* **THE PROBLEM**
Give the data a second time, exactly and in full.

##############################

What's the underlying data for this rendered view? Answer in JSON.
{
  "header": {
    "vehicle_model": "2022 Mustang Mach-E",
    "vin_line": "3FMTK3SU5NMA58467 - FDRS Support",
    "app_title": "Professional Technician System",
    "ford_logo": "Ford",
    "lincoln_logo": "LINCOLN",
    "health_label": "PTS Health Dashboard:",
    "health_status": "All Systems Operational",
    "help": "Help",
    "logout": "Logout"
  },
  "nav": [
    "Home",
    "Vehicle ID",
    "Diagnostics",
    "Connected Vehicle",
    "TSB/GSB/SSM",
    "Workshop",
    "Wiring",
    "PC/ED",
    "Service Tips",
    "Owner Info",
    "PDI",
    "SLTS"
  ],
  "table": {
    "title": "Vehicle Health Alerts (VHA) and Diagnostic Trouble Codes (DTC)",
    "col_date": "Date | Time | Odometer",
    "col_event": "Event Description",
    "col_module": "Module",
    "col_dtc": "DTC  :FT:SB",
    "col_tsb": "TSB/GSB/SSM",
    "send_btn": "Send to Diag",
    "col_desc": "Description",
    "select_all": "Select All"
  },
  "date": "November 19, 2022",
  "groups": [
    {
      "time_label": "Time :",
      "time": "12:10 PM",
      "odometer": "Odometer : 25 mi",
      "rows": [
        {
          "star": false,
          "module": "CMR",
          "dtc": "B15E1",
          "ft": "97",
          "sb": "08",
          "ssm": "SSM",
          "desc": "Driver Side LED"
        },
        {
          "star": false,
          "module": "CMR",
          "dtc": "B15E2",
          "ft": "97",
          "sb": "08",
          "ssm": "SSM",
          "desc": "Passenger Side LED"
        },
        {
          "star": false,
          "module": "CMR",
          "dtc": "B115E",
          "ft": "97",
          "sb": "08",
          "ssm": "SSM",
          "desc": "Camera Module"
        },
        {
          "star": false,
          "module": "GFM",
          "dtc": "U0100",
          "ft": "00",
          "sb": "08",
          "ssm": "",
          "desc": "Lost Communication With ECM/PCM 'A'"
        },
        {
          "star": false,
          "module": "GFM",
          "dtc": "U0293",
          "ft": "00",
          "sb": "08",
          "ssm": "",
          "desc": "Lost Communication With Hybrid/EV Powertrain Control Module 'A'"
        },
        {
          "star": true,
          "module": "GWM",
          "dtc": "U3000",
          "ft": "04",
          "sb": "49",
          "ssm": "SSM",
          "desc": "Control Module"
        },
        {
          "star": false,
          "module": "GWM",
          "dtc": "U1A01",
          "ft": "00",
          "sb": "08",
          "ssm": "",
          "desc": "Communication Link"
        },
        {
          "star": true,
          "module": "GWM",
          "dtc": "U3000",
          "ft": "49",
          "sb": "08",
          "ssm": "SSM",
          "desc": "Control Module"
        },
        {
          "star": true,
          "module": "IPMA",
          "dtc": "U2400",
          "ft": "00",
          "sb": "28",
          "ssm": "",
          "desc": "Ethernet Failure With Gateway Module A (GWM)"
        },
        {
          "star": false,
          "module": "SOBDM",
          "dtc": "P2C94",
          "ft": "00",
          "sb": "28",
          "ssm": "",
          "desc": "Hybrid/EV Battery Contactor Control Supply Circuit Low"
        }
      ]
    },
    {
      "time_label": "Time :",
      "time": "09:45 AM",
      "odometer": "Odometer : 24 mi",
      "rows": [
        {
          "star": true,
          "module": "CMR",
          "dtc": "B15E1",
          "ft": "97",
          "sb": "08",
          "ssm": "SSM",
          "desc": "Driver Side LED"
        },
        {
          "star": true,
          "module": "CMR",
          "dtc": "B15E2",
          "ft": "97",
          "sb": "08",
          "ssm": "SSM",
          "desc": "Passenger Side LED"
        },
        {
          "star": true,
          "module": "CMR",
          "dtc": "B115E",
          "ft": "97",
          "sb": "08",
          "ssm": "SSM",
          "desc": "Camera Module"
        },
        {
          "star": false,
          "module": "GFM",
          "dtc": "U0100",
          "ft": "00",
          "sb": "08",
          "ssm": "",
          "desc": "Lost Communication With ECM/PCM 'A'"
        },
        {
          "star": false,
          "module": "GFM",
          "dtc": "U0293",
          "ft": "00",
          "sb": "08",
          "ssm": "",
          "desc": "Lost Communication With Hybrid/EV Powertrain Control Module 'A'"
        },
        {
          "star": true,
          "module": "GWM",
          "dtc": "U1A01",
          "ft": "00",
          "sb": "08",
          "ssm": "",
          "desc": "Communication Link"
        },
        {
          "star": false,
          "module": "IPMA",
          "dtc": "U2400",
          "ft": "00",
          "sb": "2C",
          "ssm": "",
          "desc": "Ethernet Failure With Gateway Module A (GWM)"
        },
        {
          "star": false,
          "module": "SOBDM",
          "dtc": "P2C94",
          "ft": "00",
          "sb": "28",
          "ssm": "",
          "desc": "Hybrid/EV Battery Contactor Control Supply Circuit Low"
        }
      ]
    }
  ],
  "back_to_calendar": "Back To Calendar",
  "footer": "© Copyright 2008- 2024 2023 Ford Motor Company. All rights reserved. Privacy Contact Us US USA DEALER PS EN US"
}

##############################

* **REPLY**
What's the underlying data for this rendered view? Answer in JSON.
{
  "header": {
    "vehicle_model": "2022 Mustang Mach-E",
    "vin_line": "3FMTK3SU5NMA58467 - FDRS Support",
    "app_title": "Professional Technician System",
    "ford_logo": "Ford",
    "lincoln_logo": "LINCOLN",
    "health_label": "PTS Health Dashboard:",
    "health_status": "All Systems Operational",
    "help": "Help",
    "logout": "Logout"
  },
  "nav": [
    "Home",
    "Vehicle ID",
    "Diagnostics",
    "Connected Vehicle",
    "TSB/GSB/SSM",
    "Workshop",
    "Wiring",
    "PC/ED",
    "Service Tips",
    "Owner Info",
    "PDI",
    "SLTS"
  ],
  "table": {
    "title": "Vehicle Health Alerts (VHA) and Diagnostic Trouble Codes (DTC)",
    "col_date": "Date | Time | Odometer",
    "col_event": "Event Description",
    "col_module": "Module",
    "col_dtc": "DTC  :FT:SB",
    "col_tsb": "TSB/GSB/SSM",
    "send_btn": "Send to Diag",
    "col_desc": "Description",
    "select_all": "Select All"
  },
  "date": "November 19, 2022",
  "groups": [
    {
      "time_label": "Time :",
      "time": "12:10 PM",
      "odometer": "Odometer : 25 mi",
      "rows": [
        {
          "star": false,
          "module": "CMR",
          "dtc": "B15E1",
          "ft": "97",
          "sb": "08",
          "ssm": "SSM",
          "desc": "Driver Side LED"
        },
        {
          "star": false,
          "module": "CMR",
          "dtc": "B15E2",
          "ft": "97",
          "sb": "08",
          "ssm": "SSM",
          "desc": "Passenger Side LED"
        },
        {
          "star": false,
          "module": "CMR",
          "dtc": "B115E",
          "ft": "97",
          "sb": "08",
          "ssm": "SSM",
          "desc": "Camera Module"
        },
        {
          "star": false,
          "module": "GFM",
          "dtc": "U0100",
          "ft": "00",
          "sb": "08",
          "ssm": "",
          "desc": "Lost Communication With ECM/PCM 'A'"
        },
        {
          "star": false,
          "module": "GFM",
          "dtc": "U0293",
          "ft": "00",
          "sb": "08",
          "ssm": "",
          "desc": "Lost Communication With Hybrid/EV Powertrain Control Module 'A'"
        },
        {
          "star": true,
          "module": "GWM",
          "dtc": "U3000",
          "ft": "04",
          "sb": "49",
          "ssm": "SSM",
          "desc": "Control Module"
        },
        {
          "star": false,
          "module": "GWM",
          "dtc": "U1A01",
          "ft": "00",
          "sb": "08",
          "ssm": "",
          "desc": "Communication Link"
        },
        {
          "star": true,
          "module": "GWM",
          "dtc": "U3000",
          "ft": "49",
          "sb": "08",
          "ssm": "SSM",
          "desc": "Control Module"
        },
        {
          "star": true,
          "module": "IPMA",
          "dtc": "U2400",
          "ft": "00",
          "sb": "28",
          "ssm": "",
          "desc": "Ethernet Failure With Gateway Module A (GWM)"
        },
        {
          "star": false,
          "module": "SOBDM",
          "dtc": "P2C94",
          "ft": "00",
          "sb": "28",
          "ssm": "",
          "desc": "Hybrid/EV Battery Contactor Control Supply Circuit Low"
        }
      ]
    },
    {
      "time_label": "Time :",
      "time": "09:45 AM",
      "odometer": "Odometer : 24 mi",
      "rows": [
        {
          "star": true,
          "module": "CMR",
          "dtc": "B15E1",
          "ft": "97",
          "sb": "08",
          "ssm": "SSM",
          "desc": "Driver Side LED"
        },
        {
          "star": true,
          "module": "CMR",
          "dtc": "B15E2",
          "ft": "97",
          "sb": "08",
          "ssm": "SSM",
          "desc": "Passenger Side LED"
        },
        {
          "star": true,
          "module": "CMR",
          "dtc": "B115E",
          "ft": "97",
          "sb": "08",
          "ssm": "SSM",
          "desc": "Camera Module"
        },
        {
          "star": false,
          "module": "GFM",
          "dtc": "U0100",
          "ft": "00",
          "sb": "08",
          "ssm": "",
          "desc": "Lost Communication With ECM/PCM 'A'"
        },
        {
          "star": false,
          "module": "GFM",
          "dtc": "U0293",
          "ft": "00",
          "sb": "08",
          "ssm": "",
          "desc": "Lost Communication With Hybrid/EV Powertrain Control Module 'A'"
        },
        {
          "star": true,
          "module": "GWM",
          "dtc": "U1A01",
          "ft": "00",
          "sb": "08",
          "ssm": "",
          "desc": "Communication Link"
        },
        {
          "star": false,
          "module": "IPMA",
          "dtc": "U2400",
          "ft": "00",
          "sb": "2C",
          "ssm": "",
          "desc": "Ethernet Failure With Gateway Module A (GWM)"
        },
        {
          "star": false,
          "module": "SOBDM",
          "dtc": "P2C94",
          "ft": "00",
          "sb": "28",
          "ssm": "",
          "desc": "Hybrid/EV Battery Contactor Control Supply Circuit Low"
        }
      ]
    }
  ],
  "back_to_calendar": "Back To Calendar",
  "footer": "© Copyright 2008- 2024 2023 Ford Motor Company. All rights reserved. Privacy Contact Us US USA DEALER PS EN US"
}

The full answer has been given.